Privately, however, some Democrats fear that the party has done too little to promote these achievements and that in a highly polarized country they would not even reap much political payoff for them as many voters are fixated on the issue. exit from the pandemic.
The specter of 2010 looms: a unified Democratic government passed the Affordable Care Act and suffered significant losses again in the fall.
Asked about the importance of keeping Mr. Biden’s promises, Rep. Sean Patrick Maloney of New York, leader of the Democratic House campaign arm, said: “You should judge us on our record of results.”

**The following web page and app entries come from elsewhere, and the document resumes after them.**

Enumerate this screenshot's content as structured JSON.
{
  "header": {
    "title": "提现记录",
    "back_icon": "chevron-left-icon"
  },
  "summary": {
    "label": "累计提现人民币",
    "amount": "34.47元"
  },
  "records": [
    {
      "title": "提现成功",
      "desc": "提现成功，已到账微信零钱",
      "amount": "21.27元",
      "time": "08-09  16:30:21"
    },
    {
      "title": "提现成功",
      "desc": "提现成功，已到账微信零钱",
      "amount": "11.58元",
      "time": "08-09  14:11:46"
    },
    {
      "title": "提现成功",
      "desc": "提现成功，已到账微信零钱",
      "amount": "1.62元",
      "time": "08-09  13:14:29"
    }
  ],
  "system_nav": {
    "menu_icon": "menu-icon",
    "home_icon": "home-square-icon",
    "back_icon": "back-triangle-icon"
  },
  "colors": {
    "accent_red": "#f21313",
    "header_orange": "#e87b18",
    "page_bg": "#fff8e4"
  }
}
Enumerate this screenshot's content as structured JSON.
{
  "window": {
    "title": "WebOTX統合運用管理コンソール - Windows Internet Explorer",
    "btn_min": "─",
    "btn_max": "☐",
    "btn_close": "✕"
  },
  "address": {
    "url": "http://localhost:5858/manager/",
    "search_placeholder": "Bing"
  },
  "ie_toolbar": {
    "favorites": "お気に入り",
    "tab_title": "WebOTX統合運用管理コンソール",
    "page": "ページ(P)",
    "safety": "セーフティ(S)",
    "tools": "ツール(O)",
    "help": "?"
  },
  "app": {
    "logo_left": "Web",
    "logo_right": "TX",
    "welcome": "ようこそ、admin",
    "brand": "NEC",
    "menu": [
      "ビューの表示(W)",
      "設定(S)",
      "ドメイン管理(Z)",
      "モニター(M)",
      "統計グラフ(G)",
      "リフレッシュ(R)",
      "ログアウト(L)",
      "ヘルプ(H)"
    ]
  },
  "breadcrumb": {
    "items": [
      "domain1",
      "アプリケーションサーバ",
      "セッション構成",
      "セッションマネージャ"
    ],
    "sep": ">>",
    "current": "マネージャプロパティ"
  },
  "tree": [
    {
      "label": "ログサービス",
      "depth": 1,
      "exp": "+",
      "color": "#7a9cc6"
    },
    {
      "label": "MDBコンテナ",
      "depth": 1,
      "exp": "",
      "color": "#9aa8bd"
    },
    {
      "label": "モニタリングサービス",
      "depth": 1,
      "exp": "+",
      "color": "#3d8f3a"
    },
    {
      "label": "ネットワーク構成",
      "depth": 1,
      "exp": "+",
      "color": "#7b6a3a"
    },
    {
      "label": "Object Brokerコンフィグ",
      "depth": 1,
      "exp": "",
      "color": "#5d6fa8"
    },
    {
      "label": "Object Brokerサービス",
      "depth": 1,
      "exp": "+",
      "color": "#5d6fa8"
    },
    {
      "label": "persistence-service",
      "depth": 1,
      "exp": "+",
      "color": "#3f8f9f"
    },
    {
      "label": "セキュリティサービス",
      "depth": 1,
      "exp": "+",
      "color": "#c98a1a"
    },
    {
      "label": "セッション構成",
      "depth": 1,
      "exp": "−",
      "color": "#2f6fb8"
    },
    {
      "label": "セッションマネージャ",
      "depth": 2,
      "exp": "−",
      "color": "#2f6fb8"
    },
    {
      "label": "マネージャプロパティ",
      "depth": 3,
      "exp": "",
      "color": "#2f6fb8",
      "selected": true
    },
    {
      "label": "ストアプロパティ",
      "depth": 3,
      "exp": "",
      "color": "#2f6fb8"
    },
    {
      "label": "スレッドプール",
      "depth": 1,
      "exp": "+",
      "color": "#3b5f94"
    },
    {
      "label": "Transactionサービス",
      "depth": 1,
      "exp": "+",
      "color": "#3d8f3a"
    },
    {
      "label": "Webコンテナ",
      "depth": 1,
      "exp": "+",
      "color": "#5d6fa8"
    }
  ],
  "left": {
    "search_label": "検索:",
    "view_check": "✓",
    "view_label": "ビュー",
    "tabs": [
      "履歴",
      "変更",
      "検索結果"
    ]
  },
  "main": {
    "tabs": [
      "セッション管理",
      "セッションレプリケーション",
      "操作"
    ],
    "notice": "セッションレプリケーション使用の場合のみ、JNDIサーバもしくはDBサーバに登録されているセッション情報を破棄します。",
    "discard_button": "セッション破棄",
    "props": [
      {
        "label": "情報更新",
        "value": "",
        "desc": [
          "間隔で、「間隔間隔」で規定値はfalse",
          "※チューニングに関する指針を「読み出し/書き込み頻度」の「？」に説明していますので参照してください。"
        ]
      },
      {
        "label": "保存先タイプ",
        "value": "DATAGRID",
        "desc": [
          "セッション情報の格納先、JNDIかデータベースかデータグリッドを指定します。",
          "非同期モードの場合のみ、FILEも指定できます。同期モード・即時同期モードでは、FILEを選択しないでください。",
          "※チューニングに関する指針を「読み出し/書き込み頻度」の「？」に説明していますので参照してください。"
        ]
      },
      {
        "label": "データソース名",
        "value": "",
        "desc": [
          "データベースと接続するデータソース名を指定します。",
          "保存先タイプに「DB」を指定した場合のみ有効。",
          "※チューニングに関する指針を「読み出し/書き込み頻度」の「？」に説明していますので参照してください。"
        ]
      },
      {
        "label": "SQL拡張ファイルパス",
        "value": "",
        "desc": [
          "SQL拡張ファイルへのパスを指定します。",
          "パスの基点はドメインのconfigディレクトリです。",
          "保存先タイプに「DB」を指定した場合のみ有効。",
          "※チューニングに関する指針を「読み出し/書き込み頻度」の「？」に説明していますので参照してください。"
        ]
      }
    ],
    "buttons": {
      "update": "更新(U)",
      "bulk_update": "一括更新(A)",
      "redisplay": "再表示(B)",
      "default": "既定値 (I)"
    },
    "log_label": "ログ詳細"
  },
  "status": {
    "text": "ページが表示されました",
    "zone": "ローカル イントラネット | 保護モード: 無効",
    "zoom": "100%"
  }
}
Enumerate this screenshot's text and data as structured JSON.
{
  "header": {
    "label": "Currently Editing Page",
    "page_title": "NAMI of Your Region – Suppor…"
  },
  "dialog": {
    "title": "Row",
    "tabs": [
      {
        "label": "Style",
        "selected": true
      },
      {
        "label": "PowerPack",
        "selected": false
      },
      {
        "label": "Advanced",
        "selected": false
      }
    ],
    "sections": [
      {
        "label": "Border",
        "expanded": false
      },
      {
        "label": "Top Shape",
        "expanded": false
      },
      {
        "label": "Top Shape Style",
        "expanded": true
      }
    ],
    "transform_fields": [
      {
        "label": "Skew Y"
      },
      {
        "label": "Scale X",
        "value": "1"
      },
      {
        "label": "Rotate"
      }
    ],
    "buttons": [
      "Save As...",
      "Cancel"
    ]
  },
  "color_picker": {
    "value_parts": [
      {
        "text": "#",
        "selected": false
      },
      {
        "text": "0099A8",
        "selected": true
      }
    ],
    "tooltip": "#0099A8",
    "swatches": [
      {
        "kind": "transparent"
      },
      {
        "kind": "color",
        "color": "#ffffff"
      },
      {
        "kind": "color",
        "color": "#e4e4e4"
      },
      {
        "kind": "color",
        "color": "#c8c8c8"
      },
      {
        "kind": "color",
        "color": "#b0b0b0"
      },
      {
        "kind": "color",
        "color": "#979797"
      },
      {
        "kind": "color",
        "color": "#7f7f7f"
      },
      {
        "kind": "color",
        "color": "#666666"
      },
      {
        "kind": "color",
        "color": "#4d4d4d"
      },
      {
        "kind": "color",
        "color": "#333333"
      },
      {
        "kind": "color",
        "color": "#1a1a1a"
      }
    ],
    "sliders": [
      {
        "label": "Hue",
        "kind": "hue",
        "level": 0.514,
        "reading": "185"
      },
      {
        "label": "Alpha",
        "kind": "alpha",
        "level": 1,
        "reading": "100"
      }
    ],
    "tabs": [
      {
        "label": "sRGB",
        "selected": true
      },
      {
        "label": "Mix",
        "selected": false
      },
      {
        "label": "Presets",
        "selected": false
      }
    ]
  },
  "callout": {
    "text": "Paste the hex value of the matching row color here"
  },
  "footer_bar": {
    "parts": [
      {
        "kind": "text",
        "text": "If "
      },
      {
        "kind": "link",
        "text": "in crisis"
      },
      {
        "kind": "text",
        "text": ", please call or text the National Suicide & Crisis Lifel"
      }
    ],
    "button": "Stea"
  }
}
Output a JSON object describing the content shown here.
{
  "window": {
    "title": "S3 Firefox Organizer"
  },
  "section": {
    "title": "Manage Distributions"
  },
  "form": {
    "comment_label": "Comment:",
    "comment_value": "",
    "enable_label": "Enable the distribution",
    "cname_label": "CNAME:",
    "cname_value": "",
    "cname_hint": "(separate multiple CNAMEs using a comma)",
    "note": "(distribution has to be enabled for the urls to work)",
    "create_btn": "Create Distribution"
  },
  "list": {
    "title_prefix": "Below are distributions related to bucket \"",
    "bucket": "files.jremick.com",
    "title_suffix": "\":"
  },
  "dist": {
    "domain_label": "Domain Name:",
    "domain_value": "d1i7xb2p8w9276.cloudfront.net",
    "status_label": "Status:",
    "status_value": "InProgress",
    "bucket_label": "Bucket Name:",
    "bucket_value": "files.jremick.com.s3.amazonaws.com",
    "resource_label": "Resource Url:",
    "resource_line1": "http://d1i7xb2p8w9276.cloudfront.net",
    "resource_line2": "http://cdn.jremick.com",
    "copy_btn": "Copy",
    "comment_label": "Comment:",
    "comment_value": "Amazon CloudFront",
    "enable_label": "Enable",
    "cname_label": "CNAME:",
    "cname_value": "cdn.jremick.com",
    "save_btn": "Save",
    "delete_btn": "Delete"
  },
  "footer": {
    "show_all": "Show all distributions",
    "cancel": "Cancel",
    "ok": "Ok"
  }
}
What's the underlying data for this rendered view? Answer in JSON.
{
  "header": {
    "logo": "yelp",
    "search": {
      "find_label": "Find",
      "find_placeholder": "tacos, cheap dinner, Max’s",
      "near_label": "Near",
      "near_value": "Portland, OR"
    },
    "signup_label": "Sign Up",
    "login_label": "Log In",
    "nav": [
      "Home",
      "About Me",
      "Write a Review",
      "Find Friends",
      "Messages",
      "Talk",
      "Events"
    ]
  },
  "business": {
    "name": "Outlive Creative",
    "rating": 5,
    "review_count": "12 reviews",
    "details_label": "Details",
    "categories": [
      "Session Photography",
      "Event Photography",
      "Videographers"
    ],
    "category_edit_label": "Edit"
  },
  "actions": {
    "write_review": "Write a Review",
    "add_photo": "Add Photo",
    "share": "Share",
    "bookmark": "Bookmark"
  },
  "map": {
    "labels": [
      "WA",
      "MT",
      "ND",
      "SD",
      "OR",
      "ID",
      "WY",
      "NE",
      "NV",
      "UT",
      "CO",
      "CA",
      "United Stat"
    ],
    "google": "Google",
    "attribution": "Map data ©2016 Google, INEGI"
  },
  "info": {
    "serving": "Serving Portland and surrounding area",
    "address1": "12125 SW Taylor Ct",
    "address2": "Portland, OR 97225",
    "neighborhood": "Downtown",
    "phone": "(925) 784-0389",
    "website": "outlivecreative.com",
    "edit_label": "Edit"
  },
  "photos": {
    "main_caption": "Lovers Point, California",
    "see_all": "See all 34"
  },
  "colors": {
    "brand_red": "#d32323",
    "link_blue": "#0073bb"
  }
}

But in his next breath, he sought to ensure that the midterms would be as much a choice between the two parties as a referendum on the Democratic regime.
âThe recklessness and irresponsibility – not to mention the theories of racism and conspiracy and destructive behavior – Republicans are also going to have something to do with mid-terms,â he said.
In Virginia, Mr McAuliffe made similar charges, linking his Republican opponent to Mr Trump and lambasting him for refusing to support a vaccination mandate.
But few know better than the former governor, who by state law could not stand for re-election after his previous term, that elections in Virginia can trigger national events.
Mr McAuliffe won by a closer-than-expected margin in 2013, and with the help of a libertarian on the ballot, after the health-care trade-in of the Affordable Care Act was botched that fall by the administration of former President Barack Obama.
Four years later, Mr McAuliffe’s preferred successor, Governor Ralph S. Northam, won by an even larger margin than pre-election polls suggested due to huge turnout from Democrats and Independents outraged by Mr. Trump’s substandard behavior.
“The candidates are unfortunately – or fortunately, depending on which side you are on – at the mercy of national forces beyond their control,” said J. Tucker Martin, Republican strategist in Richmond. âIt has been a constant. And that’s just the reality of running across the state of Virginia a year after a presidential election. Much of the conversation isn’t really about you.
For months, Democrats and Republicans in Virginia viewed Mr. McAuliffe as the frontrunner as long as Mr. Biden’s endorsement resisted. Now that the polls show the president is only breaking even in a state he carried 10 points last year, however, the race is much smoother.
And if Virginia, which hasn’t elected a Republican to any statewide office for more than a decade, may turn red in November, it could be of concern to the party nationwide. next year.
âWe have to do both,â Senator Bob Casey, a Democrat from Pennsylvania, said of the two bills this fall. âI know it’s easy to say. It is more difficult to do. “